(Records to use begins)
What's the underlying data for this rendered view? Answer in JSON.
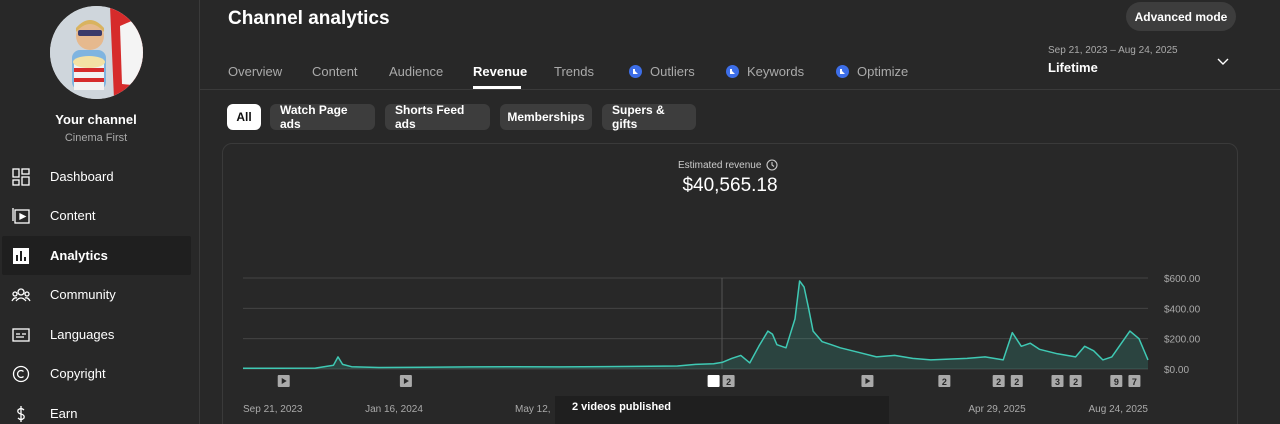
{
  "sidebar": {
    "channel_name": "Your channel",
    "channel_handle": "Cinema First",
    "items": [
      {
        "label": "Dashboard",
        "icon": "dashboard-icon"
      },
      {
        "label": "Content",
        "icon": "content-icon"
      },
      {
        "label": "Analytics",
        "icon": "analytics-icon",
        "active": true
      },
      {
        "label": "Community",
        "icon": "community-icon"
      },
      {
        "label": "Languages",
        "icon": "languages-icon"
      },
      {
        "label": "Copyright",
        "icon": "copyright-icon"
      },
      {
        "label": "Earn",
        "icon": "earn-icon"
      }
    ]
  },
  "header": {
    "title": "Channel analytics",
    "advanced_mode": "Advanced mode",
    "date_range": "Sep 21, 2023 – Aug 24, 2025",
    "date_label": "Lifetime"
  },
  "tabs": [
    {
      "label": "Overview"
    },
    {
      "label": "Content"
    },
    {
      "label": "Audience"
    },
    {
      "label": "Revenue",
      "active": true
    },
    {
      "label": "Trends"
    },
    {
      "label": "Outliers",
      "icon": "lab-icon"
    },
    {
      "label": "Keywords",
      "icon": "lab-icon"
    },
    {
      "label": "Optimize",
      "icon": "lab-icon"
    }
  ],
  "chips": [
    {
      "label": "All",
      "active": true
    },
    {
      "label": "Watch Page ads"
    },
    {
      "label": "Shorts Feed ads"
    },
    {
      "label": "Memberships"
    },
    {
      "label": "Supers & gifts"
    }
  ],
  "metric": {
    "label": "Estimated revenue",
    "value": "$40,565.18"
  },
  "tooltip": {
    "text": "2 videos published"
  },
  "colors": {
    "accent_line": "#3fc9b4",
    "background": "#282828",
    "lab_icon": "#3d6ee8"
  },
  "chart_data": {
    "type": "area",
    "title": "Estimated revenue",
    "x_labels": [
      "Sep 21, 2023",
      "Jan 16, 2024",
      "May 12,",
      "Apr 29, 2025",
      "Aug 24, 2025"
    ],
    "y_ticks": [
      "$600.00",
      "$400.00",
      "$200.00",
      "$0.00"
    ],
    "ylim": [
      0,
      600
    ],
    "series": [
      {
        "name": "Estimated revenue",
        "x": [
          0,
          0.04,
          0.08,
          0.1,
          0.105,
          0.11,
          0.12,
          0.15,
          0.2,
          0.25,
          0.3,
          0.35,
          0.4,
          0.45,
          0.48,
          0.5,
          0.52,
          0.53,
          0.54,
          0.55,
          0.56,
          0.57,
          0.58,
          0.585,
          0.59,
          0.6,
          0.61,
          0.615,
          0.62,
          0.625,
          0.63,
          0.64,
          0.65,
          0.66,
          0.68,
          0.7,
          0.72,
          0.74,
          0.76,
          0.78,
          0.8,
          0.82,
          0.84,
          0.85,
          0.86,
          0.87,
          0.88,
          0.9,
          0.92,
          0.93,
          0.94,
          0.95,
          0.96,
          0.98,
          0.99,
          1.0
        ],
        "y": [
          5,
          5,
          6,
          25,
          80,
          30,
          15,
          10,
          12,
          14,
          15,
          14,
          16,
          18,
          20,
          30,
          35,
          45,
          70,
          90,
          40,
          150,
          250,
          230,
          160,
          140,
          330,
          580,
          540,
          400,
          250,
          180,
          160,
          140,
          110,
          80,
          90,
          70,
          60,
          65,
          70,
          80,
          60,
          240,
          150,
          170,
          130,
          100,
          80,
          150,
          120,
          60,
          80,
          250,
          200,
          60
        ]
      }
    ],
    "markers": [
      {
        "x": 0.045,
        "label": ""
      },
      {
        "x": 0.18,
        "label": ""
      },
      {
        "x": 0.52,
        "label": "2"
      },
      {
        "x": 0.69,
        "label": ""
      },
      {
        "x": 0.775,
        "label": "2"
      },
      {
        "x": 0.835,
        "label": "2"
      },
      {
        "x": 0.855,
        "label": "2"
      },
      {
        "x": 0.9,
        "label": "3"
      },
      {
        "x": 0.92,
        "label": "2"
      },
      {
        "x": 0.965,
        "label": "9"
      },
      {
        "x": 0.985,
        "label": "7"
      }
    ],
    "grid": true
  }
}
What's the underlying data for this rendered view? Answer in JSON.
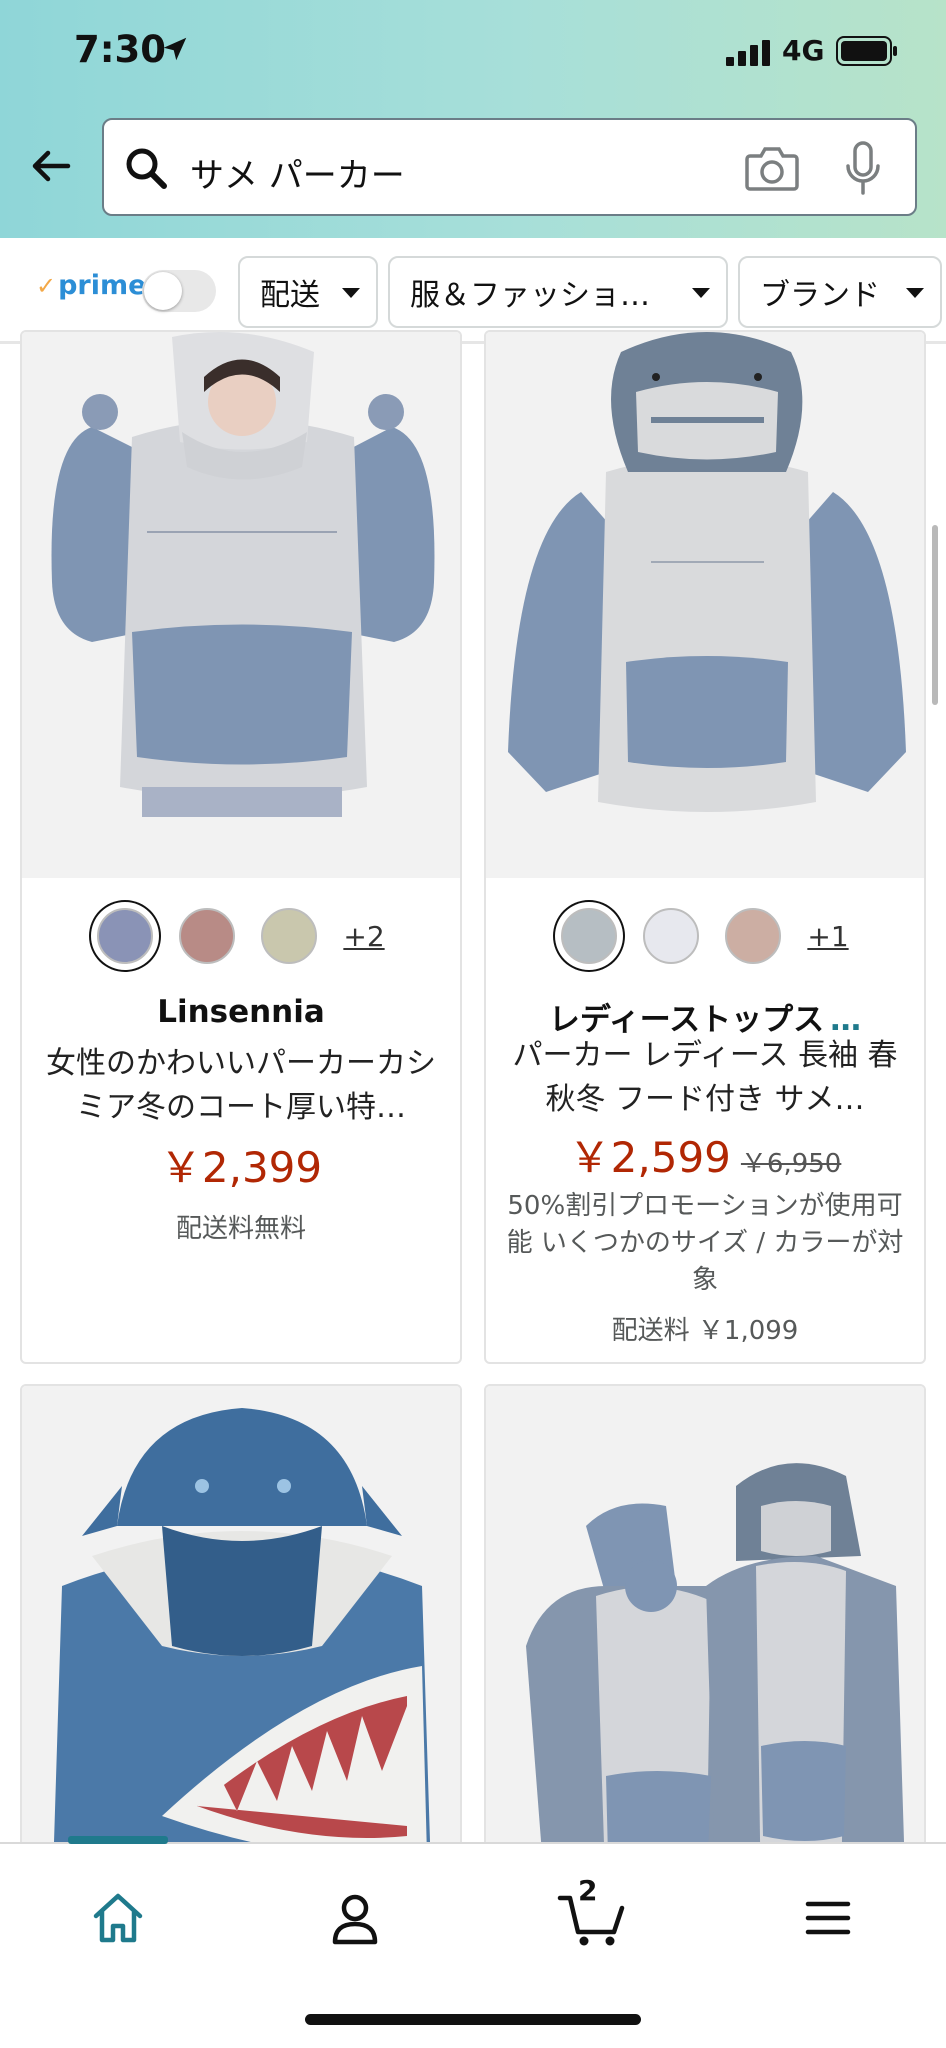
{
  "status_bar": {
    "time": "7:30",
    "network": "4G"
  },
  "search": {
    "query": "サメ パーカー"
  },
  "filters": {
    "prime_label": "prime",
    "prime_check": "✓",
    "chips": [
      {
        "label": "配送"
      },
      {
        "label": "服＆ファッショ…"
      },
      {
        "label": "ブランド"
      }
    ]
  },
  "products": [
    {
      "brand": "Linsennia",
      "title": "女性のかわいいパーカーカシミア冬のコート厚い特…",
      "price": "￥2,399",
      "shipping": "配送料無料",
      "swatch_colors": [
        "#8a93b6",
        "#b88b86",
        "#c9c7ad"
      ],
      "swatch_more": "+2"
    },
    {
      "brand": "レディーストップス",
      "brand_more": "…",
      "title": "パーカー レディース 長袖 春秋冬 フード付き サメ…",
      "price": "￥2,599",
      "list_price": "￥6,950",
      "promo": "50%割引プロモーションが使用可能 いくつかのサイズ / カラーが対象",
      "shipping": "配送料 ￥1,099",
      "swatch_colors": [
        "#b6bec3",
        "#e7e8ee",
        "#ccaea3"
      ],
      "swatch_more": "+1"
    }
  ],
  "tabbar": {
    "cart_count": "2"
  },
  "colors": {
    "accent": "#1f7a8c",
    "price": "#b12704",
    "prime_blue": "#2c8ed6"
  }
}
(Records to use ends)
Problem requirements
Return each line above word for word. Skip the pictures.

Result for this task
What's the underlying data for this rendered view? Answer in JSON.
{
  "sidebar": {
    "channel_name": "Your channel",
    "channel_handle": "Cinema First",
    "items": [
      {
        "label": "Dashboard",
        "icon": "dashboard-icon"
      },
      {
        "label": "Content",
        "icon": "content-icon"
      },
      {
        "label": "Analytics",
        "icon": "analytics-icon",
        "active": true
      },
      {
        "label": "Community",
        "icon": "community-icon"
      },
      {
        "label": "Languages",
        "icon": "languages-icon"
      },
      {
        "label": "Copyright",
        "icon": "copyright-icon"
      },
      {
        "label": "Earn",
        "icon": "earn-icon"
      }
    ]
  },
  "header": {
    "title": "Channel analytics",
    "advanced_mode": "Advanced mode",
    "date_range": "Sep 21, 2023 – Aug 24, 2025",
    "date_label": "Lifetime"
  },
  "tabs": [
    {
      "label": "Overview"
    },
    {
      "label": "Content"
    },
    {
      "label": "Audience"
    },
    {
      "label": "Revenue",
      "active": true
    },
    {
      "label": "Trends"
    },
    {
      "label": "Outliers",
      "icon": "lab-icon"
    },
    {
      "label": "Keywords",
      "icon": "lab-icon"
    },
    {
      "label": "Optimize",
      "icon": "lab-icon"
    }
  ],
  "chips": [
    {
      "label": "All",
      "active": true
    },
    {
      "label": "Watch Page ads"
    },
    {
      "label": "Shorts Feed ads"
    },
    {
      "label": "Memberships"
    },
    {
      "label": "Supers & gifts"
    }
  ],
  "metric": {
    "label": "Estimated revenue",
    "value": "$40,565.18"
  },
  "tooltip": {
    "text": "2 videos published"
  },
  "colors": {
    "accent_line": "#3fc9b4",
    "background": "#282828",
    "lab_icon": "#3d6ee8"
  },
  "chart_data": {
    "type": "area",
    "title": "Estimated revenue",
    "x_labels": [
      "Sep 21, 2023",
      "Jan 16, 2024",
      "May 12,",
      "Apr 29, 2025",
      "Aug 24, 2025"
    ],
    "y_ticks": [
      "$600.00",
      "$400.00",
      "$200.00",
      "$0.00"
    ],
    "ylim": [
      0,
      600
    ],
    "series": [
      {
        "name": "Estimated revenue",
        "x": [
          0,
          0.04,
          0.08,
          0.1,
          0.105,
          0.11,
          0.12,
          0.15,
          0.2,
          0.25,
          0.3,
          0.35,
          0.4,
          0.45,
          0.48,
          0.5,
          0.52,
          0.53,
          0.54,
          0.55,
          0.56,
          0.57,
          0.58,
          0.585,
          0.59,
          0.6,
          0.61,
          0.615,
          0.62,
          0.625,
          0.63,
          0.64,
          0.65,
          0.66,
          0.68,
          0.7,
          0.72,
          0.74,
          0.76,
          0.78,
          0.8,
          0.82,
          0.84,
          0.85,
          0.86,
          0.87,
          0.88,
          0.9,
          0.92,
          0.93,
          0.94,
          0.95,
          0.96,
          0.98,
          0.99,
          1.0
        ],
        "y": [
          5,
          5,
          6,
          25,
          80,
          30,
          15,
          10,
          12,
          14,
          15,
          14,
          16,
          18,
          20,
          30,
          35,
          45,
          70,
          90,
          40,
          150,
          250,
          230,
          160,
          140,
          330,
          580,
          540,
          400,
          250,
          180,
          160,
          140,
          110,
          80,
          90,
          70,
          60,
          65,
          70,
          80,
          60,
          240,
          150,
          170,
          130,
          100,
          80,
          150,
          120,
          60,
          80,
          250,
          200,
          60
        ]
      }
    ],
    "markers": [
      {
        "x": 0.045,
        "label": ""
      },
      {
        "x": 0.18,
        "label": ""
      },
      {
        "x": 0.52,
        "label": "2"
      },
      {
        "x": 0.69,
        "label": ""
      },
      {
        "x": 0.775,
        "label": "2"
      },
      {
        "x": 0.835,
        "label": "2"
      },
      {
        "x": 0.855,
        "label": "2"
      },
      {
        "x": 0.9,
        "label": "3"
      },
      {
        "x": 0.92,
        "label": "2"
      },
      {
        "x": 0.965,
        "label": "9"
      },
      {
        "x": 0.985,
        "label": "7"
      }
    ],
    "grid": true
  }
}
What's the underlying data for this rendered view? Answer in JSON.
{
  "status_bar": {
    "time": "7:30",
    "network": "4G"
  },
  "search": {
    "query": "サメ パーカー"
  },
  "filters": {
    "prime_label": "prime",
    "prime_check": "✓",
    "chips": [
      {
        "label": "配送"
      },
      {
        "label": "服＆ファッショ…"
      },
      {
        "label": "ブランド"
      }
    ]
  },
  "products": [
    {
      "brand": "Linsennia",
      "title": "女性のかわいいパーカーカシミア冬のコート厚い特…",
      "price": "￥2,399",
      "shipping": "配送料無料",
      "swatch_colors": [
        "#8a93b6",
        "#b88b86",
        "#c9c7ad"
      ],
      "swatch_more": "+2"
    },
    {
      "brand": "レディーストップス",
      "brand_more": "…",
      "title": "パーカー レディース 長袖 春秋冬 フード付き サメ…",
      "price": "￥2,599",
      "list_price": "￥6,950",
      "promo": "50%割引プロモーションが使用可能 いくつかのサイズ / カラーが対象",
      "shipping": "配送料 ￥1,099",
      "swatch_colors": [
        "#b6bec3",
        "#e7e8ee",
        "#ccaea3"
      ],
      "swatch_more": "+1"
    }
  ],
  "tabbar": {
    "cart_count": "2"
  },
  "colors": {
    "accent": "#1f7a8c",
    "price": "#b12704",
    "prime_blue": "#2c8ed6"
  }
}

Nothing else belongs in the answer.